What the exercise asks ▸ Please restate the data word for word.

- Opening Delimiter -

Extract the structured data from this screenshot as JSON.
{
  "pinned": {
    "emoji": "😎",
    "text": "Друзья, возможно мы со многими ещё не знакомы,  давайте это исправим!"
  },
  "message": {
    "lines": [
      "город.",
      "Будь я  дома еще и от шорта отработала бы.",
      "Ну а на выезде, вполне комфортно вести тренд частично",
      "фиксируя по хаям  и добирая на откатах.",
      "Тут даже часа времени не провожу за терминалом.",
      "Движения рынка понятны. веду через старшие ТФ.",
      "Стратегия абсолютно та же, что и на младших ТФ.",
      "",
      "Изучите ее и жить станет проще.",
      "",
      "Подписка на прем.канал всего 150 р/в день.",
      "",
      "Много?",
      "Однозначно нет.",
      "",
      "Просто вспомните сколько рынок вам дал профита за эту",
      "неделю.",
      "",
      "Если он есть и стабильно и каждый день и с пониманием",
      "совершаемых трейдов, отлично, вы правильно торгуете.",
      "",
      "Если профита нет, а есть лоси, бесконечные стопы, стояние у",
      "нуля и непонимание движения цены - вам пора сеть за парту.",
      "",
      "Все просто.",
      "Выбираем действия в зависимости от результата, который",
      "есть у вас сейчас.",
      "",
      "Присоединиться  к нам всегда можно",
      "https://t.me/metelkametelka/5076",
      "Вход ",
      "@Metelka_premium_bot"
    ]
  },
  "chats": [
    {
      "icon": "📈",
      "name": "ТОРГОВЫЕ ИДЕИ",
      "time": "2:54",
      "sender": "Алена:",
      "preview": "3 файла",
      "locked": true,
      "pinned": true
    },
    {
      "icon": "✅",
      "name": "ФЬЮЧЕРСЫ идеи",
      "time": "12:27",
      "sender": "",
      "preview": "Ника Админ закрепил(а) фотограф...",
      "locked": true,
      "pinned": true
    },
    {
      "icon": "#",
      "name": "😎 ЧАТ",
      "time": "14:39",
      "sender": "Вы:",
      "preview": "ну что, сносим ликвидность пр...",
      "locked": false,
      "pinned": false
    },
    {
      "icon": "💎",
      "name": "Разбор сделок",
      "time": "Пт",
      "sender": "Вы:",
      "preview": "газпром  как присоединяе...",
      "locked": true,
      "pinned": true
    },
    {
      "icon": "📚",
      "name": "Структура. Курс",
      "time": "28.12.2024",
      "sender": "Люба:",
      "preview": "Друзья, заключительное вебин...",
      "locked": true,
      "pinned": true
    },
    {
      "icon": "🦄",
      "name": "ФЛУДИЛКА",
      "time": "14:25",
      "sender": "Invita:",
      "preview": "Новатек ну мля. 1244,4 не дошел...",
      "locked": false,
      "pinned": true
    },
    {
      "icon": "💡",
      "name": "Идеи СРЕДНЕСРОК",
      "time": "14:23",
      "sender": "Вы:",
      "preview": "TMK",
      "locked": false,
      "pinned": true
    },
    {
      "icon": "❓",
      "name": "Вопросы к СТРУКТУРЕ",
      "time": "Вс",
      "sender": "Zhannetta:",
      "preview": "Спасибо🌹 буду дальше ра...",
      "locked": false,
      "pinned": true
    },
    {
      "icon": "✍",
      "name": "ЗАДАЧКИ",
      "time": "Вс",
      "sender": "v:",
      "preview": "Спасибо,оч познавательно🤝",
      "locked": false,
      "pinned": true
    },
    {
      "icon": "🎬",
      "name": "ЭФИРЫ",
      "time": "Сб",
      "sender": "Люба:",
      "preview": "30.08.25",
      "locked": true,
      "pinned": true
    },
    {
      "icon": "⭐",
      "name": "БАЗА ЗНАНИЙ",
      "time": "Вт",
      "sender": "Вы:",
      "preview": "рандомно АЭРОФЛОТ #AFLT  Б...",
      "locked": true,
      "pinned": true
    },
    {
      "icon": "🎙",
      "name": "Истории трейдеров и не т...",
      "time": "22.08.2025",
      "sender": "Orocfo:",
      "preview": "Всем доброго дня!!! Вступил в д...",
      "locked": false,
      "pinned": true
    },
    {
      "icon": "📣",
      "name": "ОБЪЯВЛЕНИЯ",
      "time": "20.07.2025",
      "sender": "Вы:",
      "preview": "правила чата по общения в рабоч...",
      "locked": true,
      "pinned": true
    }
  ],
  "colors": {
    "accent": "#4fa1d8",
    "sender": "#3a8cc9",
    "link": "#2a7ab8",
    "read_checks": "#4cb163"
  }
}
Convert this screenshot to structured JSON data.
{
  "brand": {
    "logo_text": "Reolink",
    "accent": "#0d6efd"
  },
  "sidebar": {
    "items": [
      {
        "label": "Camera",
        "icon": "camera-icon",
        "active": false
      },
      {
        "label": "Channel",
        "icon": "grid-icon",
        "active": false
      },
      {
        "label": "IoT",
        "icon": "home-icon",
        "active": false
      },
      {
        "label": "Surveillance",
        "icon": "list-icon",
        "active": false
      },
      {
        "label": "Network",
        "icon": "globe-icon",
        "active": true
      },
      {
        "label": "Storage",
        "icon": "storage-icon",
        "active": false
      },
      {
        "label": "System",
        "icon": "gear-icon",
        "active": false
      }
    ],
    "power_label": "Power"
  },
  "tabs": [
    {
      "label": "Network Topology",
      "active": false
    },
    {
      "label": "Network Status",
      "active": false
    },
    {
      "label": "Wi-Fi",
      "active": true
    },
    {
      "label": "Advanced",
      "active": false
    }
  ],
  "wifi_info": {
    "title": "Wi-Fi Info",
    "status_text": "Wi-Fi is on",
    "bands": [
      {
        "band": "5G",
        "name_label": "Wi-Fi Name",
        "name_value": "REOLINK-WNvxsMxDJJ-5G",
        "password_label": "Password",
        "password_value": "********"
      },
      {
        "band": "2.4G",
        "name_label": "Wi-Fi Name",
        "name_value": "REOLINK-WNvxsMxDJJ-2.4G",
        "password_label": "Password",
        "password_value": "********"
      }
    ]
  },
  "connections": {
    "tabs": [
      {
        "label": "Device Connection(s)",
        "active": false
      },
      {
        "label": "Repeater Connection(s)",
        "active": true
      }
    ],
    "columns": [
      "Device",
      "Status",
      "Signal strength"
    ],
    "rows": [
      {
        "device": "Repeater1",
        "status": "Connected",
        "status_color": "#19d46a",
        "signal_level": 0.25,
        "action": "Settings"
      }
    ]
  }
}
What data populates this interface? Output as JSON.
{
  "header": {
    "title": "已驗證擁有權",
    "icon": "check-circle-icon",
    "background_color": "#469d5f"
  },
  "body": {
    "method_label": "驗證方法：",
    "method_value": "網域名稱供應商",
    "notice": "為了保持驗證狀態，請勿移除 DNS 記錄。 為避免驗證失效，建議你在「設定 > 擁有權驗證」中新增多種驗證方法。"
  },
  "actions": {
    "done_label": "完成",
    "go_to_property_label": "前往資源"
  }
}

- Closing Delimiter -

Written solution ▸
Extract the structured data from this screenshot as JSON.
{
  "pinned": {
    "emoji": "😎",
    "text": "Друзья, возможно мы со многими ещё не знакомы,  давайте это исправим!"
  },
  "message": {
    "lines": [
      "город.",
      "Будь я  дома еще и от шорта отработала бы.",
      "Ну а на выезде, вполне комфортно вести тренд частично",
      "фиксируя по хаям  и добирая на откатах.",
      "Тут даже часа времени не провожу за терминалом.",
      "Движения рынка понятны. веду через старшие ТФ.",
      "Стратегия абсолютно та же, что и на младших ТФ.",
      "",
      "Изучите ее и жить станет проще.",
      "",
      "Подписка на прем.канал всего 150 р/в день.",
      "",
      "Много?",
      "Однозначно нет.",
      "",
      "Просто вспомните сколько рынок вам дал профита за эту",
      "неделю.",
      "",
      "Если он есть и стабильно и каждый день и с пониманием",
      "совершаемых трейдов, отлично, вы правильно торгуете.",
      "",
      "Если профита нет, а есть лоси, бесконечные стопы, стояние у",
      "нуля и непонимание движения цены - вам пора сеть за парту.",
      "",
      "Все просто.",
      "Выбираем действия в зависимости от результата, который",
      "есть у вас сейчас.",
      "",
      "Присоединиться  к нам всегда можно",
      "https://t.me/metelkametelka/5076",
      "Вход ",
      "@Metelka_premium_bot"
    ]
  },
  "chats": [
    {
      "icon": "📈",
      "name": "ТОРГОВЫЕ ИДЕИ",
      "time": "2:54",
      "sender": "Алена:",
      "preview": "3 файла",
      "locked": true,
      "pinned": true
    },
    {
      "icon": "✅",
      "name": "ФЬЮЧЕРСЫ идеи",
      "time": "12:27",
      "sender": "",
      "preview": "Ника Админ закрепил(а) фотограф...",
      "locked": true,
      "pinned": true
    },
    {
      "icon": "#",
      "name": "😎 ЧАТ",
      "time": "14:39",
      "sender": "Вы:",
      "preview": "ну что, сносим ликвидность пр...",
      "locked": false,
      "pinned": false
    },
    {
      "icon": "💎",
      "name": "Разбор сделок",
      "time": "Пт",
      "sender": "Вы:",
      "preview": "газпром  как присоединяе...",
      "locked": true,
      "pinned": true
    },
    {
      "icon": "📚",
      "name": "Структура. Курс",
      "time": "28.12.2024",
      "sender": "Люба:",
      "preview": "Друзья, заключительное вебин...",
      "locked": true,
      "pinned": true
    },
    {
      "icon": "🦄",
      "name": "ФЛУДИЛКА",
      "time": "14:25",
      "sender": "Invita:",
      "preview": "Новатек ну мля. 1244,4 не дошел...",
      "locked": false,
      "pinned": true
    },
    {
      "icon": "💡",
      "name": "Идеи СРЕДНЕСРОК",
      "time": "14:23",
      "sender": "Вы:",
      "preview": "TMK",
      "locked": false,
      "pinned": true
    },
    {
      "icon": "❓",
      "name": "Вопросы к СТРУКТУРЕ",
      "time": "Вс",
      "sender": "Zhannetta:",
      "preview": "Спасибо🌹 буду дальше ра...",
      "locked": false,
      "pinned": true
    },
    {
      "icon": "✍",
      "name": "ЗАДАЧКИ",
      "time": "Вс",
      "sender": "v:",
      "preview": "Спасибо,оч познавательно🤝",
      "locked": false,
      "pinned": true
    },
    {
      "icon": "🎬",
      "name": "ЭФИРЫ",
      "time": "Сб",
      "sender": "Люба:",
      "preview": "30.08.25",
      "locked": true,
      "pinned": true
    },
    {
      "icon": "⭐",
      "name": "БАЗА ЗНАНИЙ",
      "time": "Вт",
      "sender": "Вы:",
      "preview": "рандомно АЭРОФЛОТ #AFLT  Б...",
      "locked": true,
      "pinned": true
    },
    {
      "icon": "🎙",
      "name": "Истории трейдеров и не т...",
      "time": "22.08.2025",
      "sender": "Orocfo:",
      "preview": "Всем доброго дня!!! Вступил в д...",
      "locked": false,
      "pinned": true
    },
    {
      "icon": "📣",
      "name": "ОБЪЯВЛЕНИЯ",
      "time": "20.07.2025",
      "sender": "Вы:",
      "preview": "правила чата по общения в рабоч...",
      "locked": true,
      "pinned": true
    }
  ],
  "colors": {
    "accent": "#4fa1d8",
    "sender": "#3a8cc9",
    "link": "#2a7ab8",
    "read_checks": "#4cb163"
  }
}
Convert this screenshot to structured JSON data.
{
  "brand": {
    "logo_text": "Reolink",
    "accent": "#0d6efd"
  },
  "sidebar": {
    "items": [
      {
        "label": "Camera",
        "icon": "camera-icon",
        "active": false
      },
      {
        "label": "Channel",
        "icon": "grid-icon",
        "active": false
      },
      {
        "label": "IoT",
        "icon": "home-icon",
        "active": false
      },
      {
        "label": "Surveillance",
        "icon": "list-icon",
        "active": false
      },
      {
        "label": "Network",
        "icon": "globe-icon",
        "active": true
      },
      {
        "label": "Storage",
        "icon": "storage-icon",
        "active": false
      },
      {
        "label": "System",
        "icon": "gear-icon",
        "active": false
      }
    ],
    "power_label": "Power"
  },
  "tabs": [
    {
      "label": "Network Topology",
      "active": false
    },
    {
      "label": "Network Status",
      "active": false
    },
    {
      "label": "Wi-Fi",
      "active": true
    },
    {
      "label": "Advanced",
      "active": false
    }
  ],
  "wifi_info": {
    "title": "Wi-Fi Info",
    "status_text": "Wi-Fi is on",
    "bands": [
      {
        "band": "5G",
        "name_label": "Wi-Fi Name",
        "name_value": "REOLINK-WNvxsMxDJJ-5G",
        "password_label": "Password",
        "password_value": "********"
      },
      {
        "band": "2.4G",
        "name_label": "Wi-Fi Name",
        "name_value": "REOLINK-WNvxsMxDJJ-2.4G",
        "password_label": "Password",
        "password_value": "********"
      }
    ]
  },
  "connections": {
    "tabs": [
      {
        "label": "Device Connection(s)",
        "active": false
      },
      {
        "label": "Repeater Connection(s)",
        "active": true
      }
    ],
    "columns": [
      "Device",
      "Status",
      "Signal strength"
    ],
    "rows": [
      {
        "device": "Repeater1",
        "status": "Connected",
        "status_color": "#19d46a",
        "signal_level": 0.25,
        "action": "Settings"
      }
    ]
  }
}
What data populates this interface? Output as JSON.
{
  "header": {
    "title": "已驗證擁有權",
    "icon": "check-circle-icon",
    "background_color": "#469d5f"
  },
  "body": {
    "method_label": "驗證方法：",
    "method_value": "網域名稱供應商",
    "notice": "為了保持驗證狀態，請勿移除 DNS 記錄。 為避免驗證失效，建議你在「設定 > 擁有權驗證」中新增多種驗證方法。"
  },
  "actions": {
    "done_label": "完成",
    "go_to_property_label": "前往資源"
  }
}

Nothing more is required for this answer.